## [WHAT TO DO]
Report every line of the material that contains the string "title".

## [EXERCISE MATERIAL]
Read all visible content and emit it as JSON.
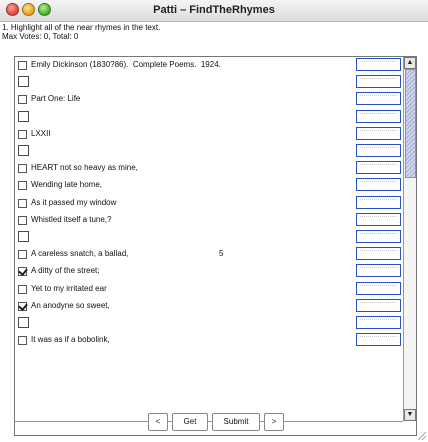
{
  "window": {
    "title": "Patti – FindTheRhymes"
  },
  "instruction": "1. Highlight all of the near rhymes in the text.",
  "votes": "Max Votes: 0, Total: 0",
  "lines": [
    {
      "text": "Emily Dickinson (1830?86).  Complete Poems.  1924.",
      "checked": false,
      "empty": false
    },
    {
      "text": "",
      "checked": false,
      "empty": true
    },
    {
      "text": "Part One: Life",
      "checked": false,
      "empty": false
    },
    {
      "text": "",
      "checked": false,
      "empty": true
    },
    {
      "text": "LXXII",
      "checked": false,
      "empty": false
    },
    {
      "text": "",
      "checked": false,
      "empty": true
    },
    {
      "text": "HEART not so heavy as mine,",
      "checked": false,
      "empty": false
    },
    {
      "text": "Wending late home,",
      "checked": false,
      "empty": false
    },
    {
      "text": "As it passed my window",
      "checked": false,
      "empty": false
    },
    {
      "text": "Whistled itself a tune,?",
      "checked": false,
      "empty": false
    },
    {
      "text": "",
      "checked": false,
      "empty": true
    },
    {
      "text": "A careless snatch, a ballad,",
      "number": "5",
      "checked": false,
      "empty": false
    },
    {
      "text": "A ditty of the street;",
      "checked": true,
      "empty": false
    },
    {
      "text": "Yet to my irritated ear",
      "checked": false,
      "empty": false
    },
    {
      "text": "An anodyne so sweet,",
      "checked": true,
      "empty": false
    },
    {
      "text": "",
      "checked": false,
      "empty": true
    },
    {
      "text": "It was as if a bobolink,",
      "checked": false,
      "empty": false
    }
  ],
  "scroll_thumb_fraction": 0.32,
  "buttons": {
    "prev": "<",
    "get": "Get",
    "submit": "Submit",
    "next": ">"
  },
  "icons": {
    "close": "close-icon",
    "minimize": "minimize-icon",
    "maximize": "maximize-icon",
    "scroll_up": "chevron-up-icon",
    "scroll_down": "chevron-down-icon",
    "resize": "resize-grip-icon"
  },
  "colors": {
    "field_border": "#2a50c8",
    "scroll_thumb": "#a6acd6"
  }
}
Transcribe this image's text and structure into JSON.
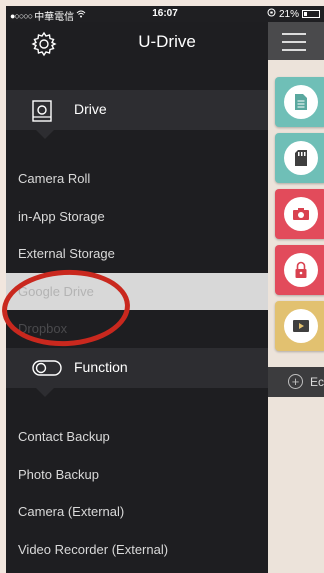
{
  "status_bar": {
    "carrier": "中華電信",
    "time": "16:07",
    "battery": "21%"
  },
  "sidebar": {
    "title": "U-Drive",
    "sections": [
      {
        "label": "Drive",
        "items": [
          {
            "label": "Camera Roll"
          },
          {
            "label": "in-App Storage"
          },
          {
            "label": "External Storage"
          },
          {
            "label": "Google Drive",
            "selected": true
          },
          {
            "label": "Dropbox"
          }
        ]
      },
      {
        "label": "Function",
        "items": [
          {
            "label": "Contact Backup"
          },
          {
            "label": "Photo Backup"
          },
          {
            "label": "Camera (External)"
          },
          {
            "label": "Video Recorder (External)"
          }
        ]
      }
    ]
  },
  "main": {
    "tiles": [
      {
        "icon": "document-icon",
        "color": "#6fbfb7"
      },
      {
        "icon": "sd-card-icon",
        "color": "#6fbfb7"
      },
      {
        "icon": "camera-icon",
        "color": "#e24b5b"
      },
      {
        "icon": "lock-icon",
        "color": "#e24b5b"
      },
      {
        "icon": "video-icon",
        "color": "#e2c170"
      }
    ],
    "bottom_label": "Ec"
  },
  "colors": {
    "accent_red": "#c9281e",
    "sidebar_bg": "#1e1e21"
  }
}
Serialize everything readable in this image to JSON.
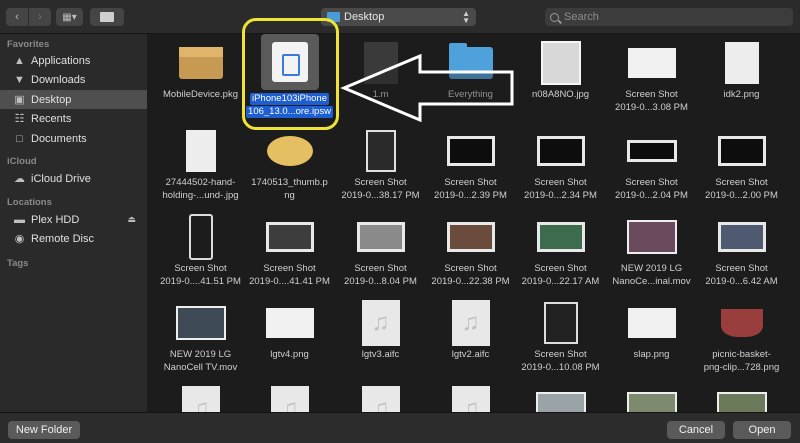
{
  "toolbar": {
    "location": "Desktop",
    "search_placeholder": "Search"
  },
  "sidebar": {
    "favorites_header": "Favorites",
    "favorites": [
      {
        "label": "Applications",
        "icon": "applications-icon"
      },
      {
        "label": "Downloads",
        "icon": "downloads-icon"
      },
      {
        "label": "Desktop",
        "icon": "desktop-icon",
        "selected": true
      },
      {
        "label": "Recents",
        "icon": "recents-icon"
      },
      {
        "label": "Documents",
        "icon": "documents-icon"
      }
    ],
    "icloud_header": "iCloud",
    "icloud": [
      {
        "label": "iCloud Drive",
        "icon": "cloud-icon"
      }
    ],
    "locations_header": "Locations",
    "locations": [
      {
        "label": "Plex HDD",
        "icon": "drive-icon"
      },
      {
        "label": "Remote Disc",
        "icon": "disc-icon"
      }
    ],
    "tags_header": "Tags"
  },
  "files": {
    "r1": [
      {
        "line1": "MobileDevice.pkg",
        "line2": ""
      },
      {
        "line1": "iPhone103iPhone",
        "line2": "106_13.0...ore.ipsw"
      },
      {
        "line1": "1.m",
        "line2": ""
      },
      {
        "line1": "Everything",
        "line2": ""
      },
      {
        "line1": "n08A8NO.jpg",
        "line2": ""
      },
      {
        "line1": "Screen Shot",
        "line2": "2019-0...3.08 PM"
      },
      {
        "line1": "idk2.png",
        "line2": ""
      }
    ],
    "r2": [
      {
        "line1": "27444502-hand-",
        "line2": "holding-...und-.jpg"
      },
      {
        "line1": "1740513_thumb.p",
        "line2": "ng"
      },
      {
        "line1": "Screen Shot",
        "line2": "2019-0...38.17 PM"
      },
      {
        "line1": "Screen Shot",
        "line2": "2019-0...2.39 PM"
      },
      {
        "line1": "Screen Shot",
        "line2": "2019-0...2.34 PM"
      },
      {
        "line1": "Screen Shot",
        "line2": "2019-0...2.04 PM"
      },
      {
        "line1": "Screen Shot",
        "line2": "2019-0...2.00 PM"
      }
    ],
    "r3": [
      {
        "line1": "Screen Shot",
        "line2": "2019-0....41.51 PM"
      },
      {
        "line1": "Screen Shot",
        "line2": "2019-0....41.41 PM"
      },
      {
        "line1": "Screen Shot",
        "line2": "2019-0...8.04 PM"
      },
      {
        "line1": "Screen Shot",
        "line2": "2019-0...22.38 PM"
      },
      {
        "line1": "Screen Shot",
        "line2": "2019-0...22.17 AM"
      },
      {
        "line1": "NEW 2019 LG",
        "line2": "NanoCe...inal.mov"
      },
      {
        "line1": "Screen Shot",
        "line2": "2019-0...6.42 AM"
      }
    ],
    "r4": [
      {
        "line1": "NEW 2019 LG",
        "line2": "NanoCell TV.mov"
      },
      {
        "line1": "lgtv4.png",
        "line2": ""
      },
      {
        "line1": "lgtv3.aifc",
        "line2": ""
      },
      {
        "line1": "lgtv2.aifc",
        "line2": ""
      },
      {
        "line1": "Screen Shot",
        "line2": "2019-0...10.08 PM"
      },
      {
        "line1": "slap.png",
        "line2": ""
      },
      {
        "line1": "picnic-basket-",
        "line2": "png-clip...728.png"
      }
    ]
  },
  "bottom": {
    "new_folder": "New Folder",
    "cancel": "Cancel",
    "open": "Open"
  },
  "colors": {
    "selection": "#1d5fd2",
    "highlight_ring": "#efe334",
    "folder": "#4fa1db"
  }
}
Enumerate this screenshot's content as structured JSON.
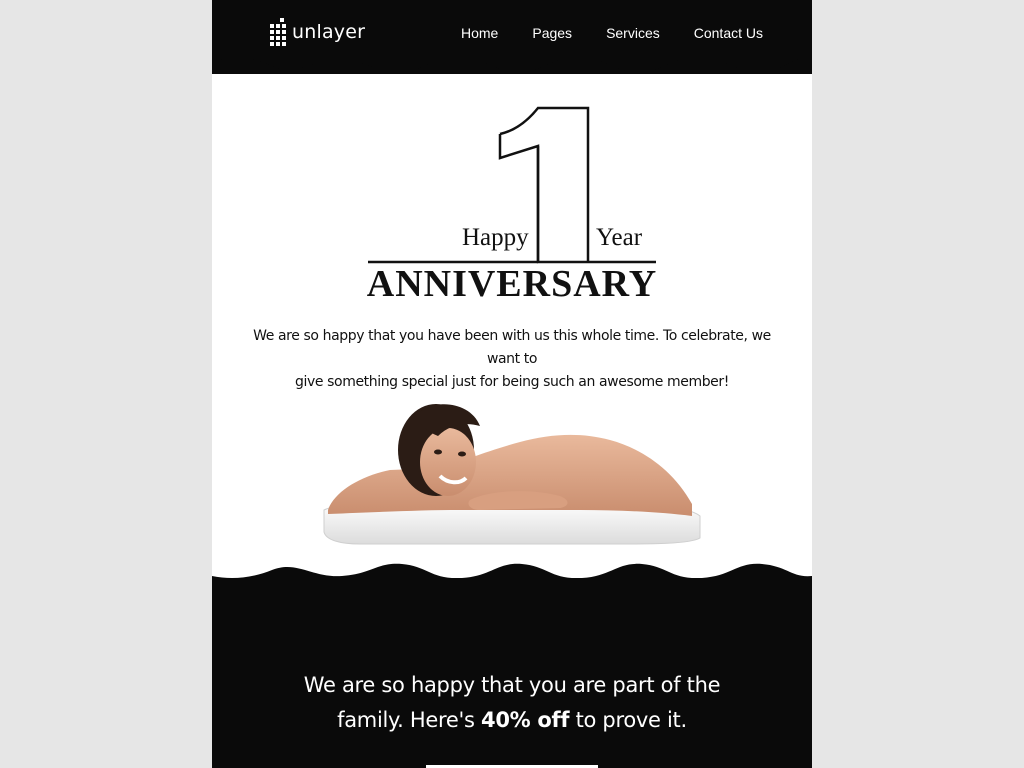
{
  "header": {
    "logo_text": "unlayer",
    "nav": [
      "Home",
      "Pages",
      "Services",
      "Contact Us"
    ]
  },
  "hero": {
    "big_number": "1",
    "happy": "Happy",
    "year": "Year",
    "title": "ANNIVERSARY",
    "intro_line1": "We are so happy that you have been with us this whole time. To celebrate, we want to",
    "intro_line2": "give something special just for being such an awesome member!"
  },
  "promo": {
    "line1": "We are so happy that you are part of the",
    "line2_before": "family. Here's ",
    "line2_bold": "40% off",
    "line2_after": " to prove it."
  },
  "colors": {
    "page_bg": "#e6e6e6",
    "dark": "#0a0a0a",
    "light": "#ffffff"
  }
}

## [RESPONSE BELOW]
    "title": "Patti – FindTheRhymes"
    "title": "U-Drive",
    "title": "ANNIVERSARY",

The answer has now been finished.